They also manage healthy streamside habitats on the property to provide quality habitat for fish and wildlife. The property is teeming with life. Sounds of crickets, woodpeckers, song birds and frogs abound as the Lostine and Wallowa rivers flow through healthy meadows.
“It makes sense to manage the land for ecological purposes,” Wolfe said. “I believe if we want healthy farm land, we have to have healthy habitats adjacent to it.”
Easements are a great way for landowners to earn additional income. In Woody’s and Megan’s case, they were able to use the money gained from the sale of an easement to pay down debt and invest in the farm’s operation.
“I can sleep easier at night knowing that I was able to pay down some debt because of the easement capital,” Wolfe said.

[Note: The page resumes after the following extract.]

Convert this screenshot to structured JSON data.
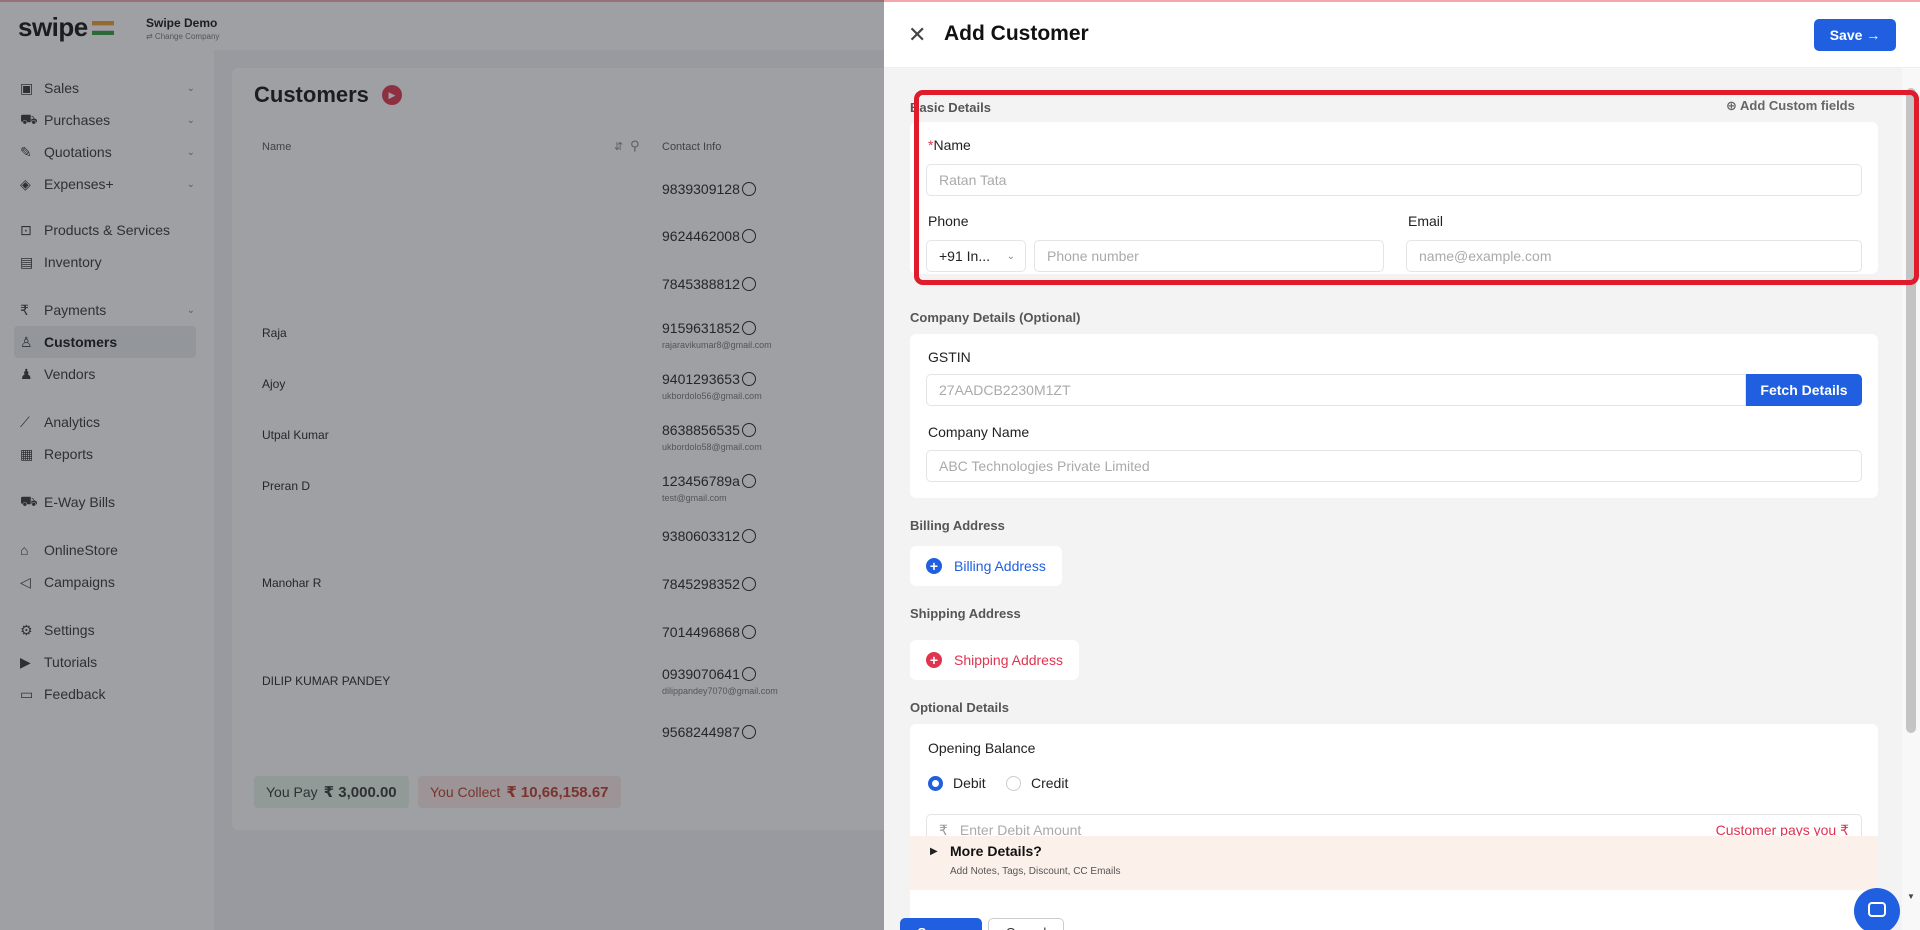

However, he cautions other farmers to avoid the process if the financial incentive is their only motivation.
“If you’re just in it for the money, then don’t do it,” Wolfe said. “It’s challenging to enter into an agreement that lasts forever. You need the flexibility to farm, but you also are obligated to ensure that the conservation values that are being protected actually are being protected. You have to have the stewardship ethic and values in order to make it successful. My goal is sustainability –– to keep the land healthy and thriving for as long as it can.”
Partnerships are key
Wolfe began working with the land trust in 2004. He has future plans to do more conservation work on the farm including reopening 100 acres of functioning natural flood plain. He wants to continue using easements as a tool in his land management.
Partnerships with local, state and federal natural resource groups and with the Nez Perce Tribe are critical to getting the work done.
“Working with good partners is essential to creating success,” Wolfe said. “They have research and science behind what they do; it’s important to partner with people that have the capital and the knowledge to get things done.”
“It’s been a pleasure working with the Wolfe Family and to see their genuine stewardship ethic come to fruition on the property,” Ackley said. “We couldn’t have done it without help from many partners, including the NRCS, the Nez Perce Tribe and others. Perhaps most importantly, the benefits will be shared with the community forever.”
For more information about conservation easement programs offered by NRCS in Oregon, visit www.or.nrcs.usda.gov.
This story was provided to the Chieftain by USDA Natural Resources Conservation Service, words and photos by Tracy Robillard.